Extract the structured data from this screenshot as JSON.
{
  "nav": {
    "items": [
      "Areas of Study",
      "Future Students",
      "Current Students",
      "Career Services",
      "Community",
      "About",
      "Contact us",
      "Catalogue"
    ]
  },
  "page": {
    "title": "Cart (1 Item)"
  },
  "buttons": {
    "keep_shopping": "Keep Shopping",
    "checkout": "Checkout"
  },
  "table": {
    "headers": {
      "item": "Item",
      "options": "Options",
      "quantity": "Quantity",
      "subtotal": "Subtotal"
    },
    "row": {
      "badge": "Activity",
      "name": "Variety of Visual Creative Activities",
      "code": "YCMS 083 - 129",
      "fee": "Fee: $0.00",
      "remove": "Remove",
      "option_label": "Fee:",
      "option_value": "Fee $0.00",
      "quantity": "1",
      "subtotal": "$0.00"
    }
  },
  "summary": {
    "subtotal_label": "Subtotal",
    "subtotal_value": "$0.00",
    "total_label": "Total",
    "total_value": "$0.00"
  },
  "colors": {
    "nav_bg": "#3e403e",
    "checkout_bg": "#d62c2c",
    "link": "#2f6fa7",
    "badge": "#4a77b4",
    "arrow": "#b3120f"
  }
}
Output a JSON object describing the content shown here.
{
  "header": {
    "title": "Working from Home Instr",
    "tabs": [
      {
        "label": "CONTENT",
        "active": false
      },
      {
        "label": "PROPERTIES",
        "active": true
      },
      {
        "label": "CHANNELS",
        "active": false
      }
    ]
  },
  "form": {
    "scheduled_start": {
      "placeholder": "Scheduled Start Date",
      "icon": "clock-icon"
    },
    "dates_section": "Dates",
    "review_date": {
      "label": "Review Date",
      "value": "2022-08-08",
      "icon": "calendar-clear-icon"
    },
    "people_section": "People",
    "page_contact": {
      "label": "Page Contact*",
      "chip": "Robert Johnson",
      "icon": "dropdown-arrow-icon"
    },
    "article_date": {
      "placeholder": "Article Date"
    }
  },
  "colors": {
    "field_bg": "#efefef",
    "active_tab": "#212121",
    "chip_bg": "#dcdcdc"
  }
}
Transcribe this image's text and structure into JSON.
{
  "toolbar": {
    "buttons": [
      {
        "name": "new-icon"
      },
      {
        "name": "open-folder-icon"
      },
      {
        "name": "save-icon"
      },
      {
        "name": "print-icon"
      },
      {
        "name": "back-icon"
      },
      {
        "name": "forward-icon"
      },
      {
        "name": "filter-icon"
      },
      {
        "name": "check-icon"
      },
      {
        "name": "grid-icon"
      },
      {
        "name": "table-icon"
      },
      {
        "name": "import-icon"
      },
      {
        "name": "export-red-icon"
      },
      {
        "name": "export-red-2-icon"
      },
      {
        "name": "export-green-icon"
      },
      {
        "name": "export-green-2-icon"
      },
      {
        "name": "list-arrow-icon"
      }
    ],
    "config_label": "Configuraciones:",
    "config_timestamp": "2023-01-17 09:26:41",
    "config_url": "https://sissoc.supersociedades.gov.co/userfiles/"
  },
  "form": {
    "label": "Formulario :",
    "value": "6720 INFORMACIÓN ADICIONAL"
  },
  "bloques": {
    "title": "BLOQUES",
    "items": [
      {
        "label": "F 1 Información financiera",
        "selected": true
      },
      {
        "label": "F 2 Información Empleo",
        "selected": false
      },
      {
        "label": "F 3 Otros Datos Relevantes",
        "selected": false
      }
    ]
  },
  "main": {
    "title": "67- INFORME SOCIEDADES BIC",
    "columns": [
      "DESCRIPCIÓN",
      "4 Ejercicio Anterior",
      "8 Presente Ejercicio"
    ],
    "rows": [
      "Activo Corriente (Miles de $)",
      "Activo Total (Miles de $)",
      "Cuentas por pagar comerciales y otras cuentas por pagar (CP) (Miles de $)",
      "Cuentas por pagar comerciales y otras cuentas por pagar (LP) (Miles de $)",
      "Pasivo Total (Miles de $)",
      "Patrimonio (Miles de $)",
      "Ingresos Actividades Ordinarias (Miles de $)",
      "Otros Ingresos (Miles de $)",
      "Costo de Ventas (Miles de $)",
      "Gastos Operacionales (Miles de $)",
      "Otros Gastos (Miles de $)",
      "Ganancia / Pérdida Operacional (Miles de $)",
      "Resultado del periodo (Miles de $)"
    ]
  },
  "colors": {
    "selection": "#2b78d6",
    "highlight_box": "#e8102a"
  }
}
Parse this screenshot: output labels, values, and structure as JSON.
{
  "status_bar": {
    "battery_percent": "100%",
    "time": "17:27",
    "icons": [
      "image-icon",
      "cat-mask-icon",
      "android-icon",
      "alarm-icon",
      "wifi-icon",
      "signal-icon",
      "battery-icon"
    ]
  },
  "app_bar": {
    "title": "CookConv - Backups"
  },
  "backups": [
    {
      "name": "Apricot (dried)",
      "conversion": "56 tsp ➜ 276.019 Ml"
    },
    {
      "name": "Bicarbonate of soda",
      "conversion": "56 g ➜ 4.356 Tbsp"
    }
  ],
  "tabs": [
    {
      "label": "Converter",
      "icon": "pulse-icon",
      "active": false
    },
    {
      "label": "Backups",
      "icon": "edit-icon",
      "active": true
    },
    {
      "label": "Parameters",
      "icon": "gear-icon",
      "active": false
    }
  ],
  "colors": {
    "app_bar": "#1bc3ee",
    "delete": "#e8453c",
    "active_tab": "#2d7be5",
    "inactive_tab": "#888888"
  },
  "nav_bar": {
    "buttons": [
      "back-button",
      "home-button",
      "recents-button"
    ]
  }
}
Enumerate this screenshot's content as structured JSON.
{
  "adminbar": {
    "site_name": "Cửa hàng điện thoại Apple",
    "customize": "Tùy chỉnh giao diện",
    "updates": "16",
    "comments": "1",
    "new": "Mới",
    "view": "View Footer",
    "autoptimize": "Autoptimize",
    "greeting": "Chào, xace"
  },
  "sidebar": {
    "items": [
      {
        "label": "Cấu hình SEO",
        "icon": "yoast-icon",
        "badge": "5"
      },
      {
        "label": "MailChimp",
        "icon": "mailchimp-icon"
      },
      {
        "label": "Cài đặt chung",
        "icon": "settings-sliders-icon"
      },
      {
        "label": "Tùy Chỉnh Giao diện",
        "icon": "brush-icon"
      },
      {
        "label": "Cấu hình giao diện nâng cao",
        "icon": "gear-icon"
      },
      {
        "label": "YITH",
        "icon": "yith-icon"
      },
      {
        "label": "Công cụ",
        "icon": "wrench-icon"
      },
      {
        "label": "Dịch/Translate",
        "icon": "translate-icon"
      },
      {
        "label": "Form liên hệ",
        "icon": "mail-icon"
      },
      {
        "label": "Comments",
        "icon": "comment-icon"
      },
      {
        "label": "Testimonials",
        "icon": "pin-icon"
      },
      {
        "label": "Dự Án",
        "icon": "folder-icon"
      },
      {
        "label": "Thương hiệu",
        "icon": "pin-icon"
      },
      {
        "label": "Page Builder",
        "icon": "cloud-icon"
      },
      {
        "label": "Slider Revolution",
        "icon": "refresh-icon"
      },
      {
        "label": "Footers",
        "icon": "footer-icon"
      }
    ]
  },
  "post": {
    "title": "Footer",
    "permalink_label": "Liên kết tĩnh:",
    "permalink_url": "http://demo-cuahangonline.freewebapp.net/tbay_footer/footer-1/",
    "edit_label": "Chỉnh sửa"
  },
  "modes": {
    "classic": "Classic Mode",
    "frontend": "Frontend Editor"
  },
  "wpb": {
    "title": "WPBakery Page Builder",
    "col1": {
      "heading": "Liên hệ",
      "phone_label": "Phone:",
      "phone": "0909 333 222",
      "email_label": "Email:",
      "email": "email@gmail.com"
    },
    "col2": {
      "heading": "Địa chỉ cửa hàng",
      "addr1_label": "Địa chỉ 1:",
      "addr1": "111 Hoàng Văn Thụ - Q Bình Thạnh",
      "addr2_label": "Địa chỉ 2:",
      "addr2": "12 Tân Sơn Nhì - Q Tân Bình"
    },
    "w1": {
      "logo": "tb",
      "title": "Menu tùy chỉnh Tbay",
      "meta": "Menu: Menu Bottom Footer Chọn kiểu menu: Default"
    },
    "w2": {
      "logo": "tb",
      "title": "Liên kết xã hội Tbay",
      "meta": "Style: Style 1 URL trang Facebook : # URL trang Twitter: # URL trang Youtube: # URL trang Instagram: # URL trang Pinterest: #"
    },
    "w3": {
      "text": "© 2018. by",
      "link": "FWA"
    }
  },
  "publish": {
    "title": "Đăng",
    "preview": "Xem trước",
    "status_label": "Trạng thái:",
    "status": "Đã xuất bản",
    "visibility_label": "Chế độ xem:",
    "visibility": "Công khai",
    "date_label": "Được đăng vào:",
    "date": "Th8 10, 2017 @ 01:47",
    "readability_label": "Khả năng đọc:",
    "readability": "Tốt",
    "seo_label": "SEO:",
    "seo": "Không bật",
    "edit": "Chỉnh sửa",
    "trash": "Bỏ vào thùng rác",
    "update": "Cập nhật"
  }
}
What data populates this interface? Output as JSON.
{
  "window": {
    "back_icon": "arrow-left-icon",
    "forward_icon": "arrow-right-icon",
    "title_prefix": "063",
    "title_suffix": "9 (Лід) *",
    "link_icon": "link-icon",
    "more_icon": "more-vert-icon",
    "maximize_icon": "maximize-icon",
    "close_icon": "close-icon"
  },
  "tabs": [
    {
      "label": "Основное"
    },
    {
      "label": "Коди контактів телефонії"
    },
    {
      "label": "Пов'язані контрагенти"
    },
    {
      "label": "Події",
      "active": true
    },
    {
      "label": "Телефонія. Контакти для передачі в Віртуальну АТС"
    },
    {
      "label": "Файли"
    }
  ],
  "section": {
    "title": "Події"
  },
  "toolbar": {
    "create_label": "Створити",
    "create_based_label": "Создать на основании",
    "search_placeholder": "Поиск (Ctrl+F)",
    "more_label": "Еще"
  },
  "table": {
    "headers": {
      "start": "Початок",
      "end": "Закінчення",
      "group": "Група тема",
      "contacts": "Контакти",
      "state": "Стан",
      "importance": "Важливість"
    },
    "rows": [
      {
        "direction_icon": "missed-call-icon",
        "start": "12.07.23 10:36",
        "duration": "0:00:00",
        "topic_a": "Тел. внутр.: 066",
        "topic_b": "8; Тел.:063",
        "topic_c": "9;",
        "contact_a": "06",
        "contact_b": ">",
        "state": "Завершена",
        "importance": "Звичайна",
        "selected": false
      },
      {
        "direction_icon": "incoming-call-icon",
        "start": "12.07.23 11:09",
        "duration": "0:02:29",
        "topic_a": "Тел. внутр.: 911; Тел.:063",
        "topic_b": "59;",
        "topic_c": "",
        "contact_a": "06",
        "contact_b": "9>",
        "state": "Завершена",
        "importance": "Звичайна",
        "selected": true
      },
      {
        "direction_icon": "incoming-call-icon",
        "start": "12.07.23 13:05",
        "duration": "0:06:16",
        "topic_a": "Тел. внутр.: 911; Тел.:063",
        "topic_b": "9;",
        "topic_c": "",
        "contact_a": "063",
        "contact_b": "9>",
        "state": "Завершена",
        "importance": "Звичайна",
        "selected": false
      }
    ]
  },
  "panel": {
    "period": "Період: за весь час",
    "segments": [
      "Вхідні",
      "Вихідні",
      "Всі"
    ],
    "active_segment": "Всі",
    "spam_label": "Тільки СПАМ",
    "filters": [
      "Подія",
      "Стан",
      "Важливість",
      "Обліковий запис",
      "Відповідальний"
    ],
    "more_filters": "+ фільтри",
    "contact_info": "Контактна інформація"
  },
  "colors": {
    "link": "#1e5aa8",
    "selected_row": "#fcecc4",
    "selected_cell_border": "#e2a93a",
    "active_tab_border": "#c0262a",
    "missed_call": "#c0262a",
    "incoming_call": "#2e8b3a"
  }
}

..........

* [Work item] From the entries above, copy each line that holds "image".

* [Solution for this exercise]
Transcribe this image's text and structure into JSON.
      "image-icon",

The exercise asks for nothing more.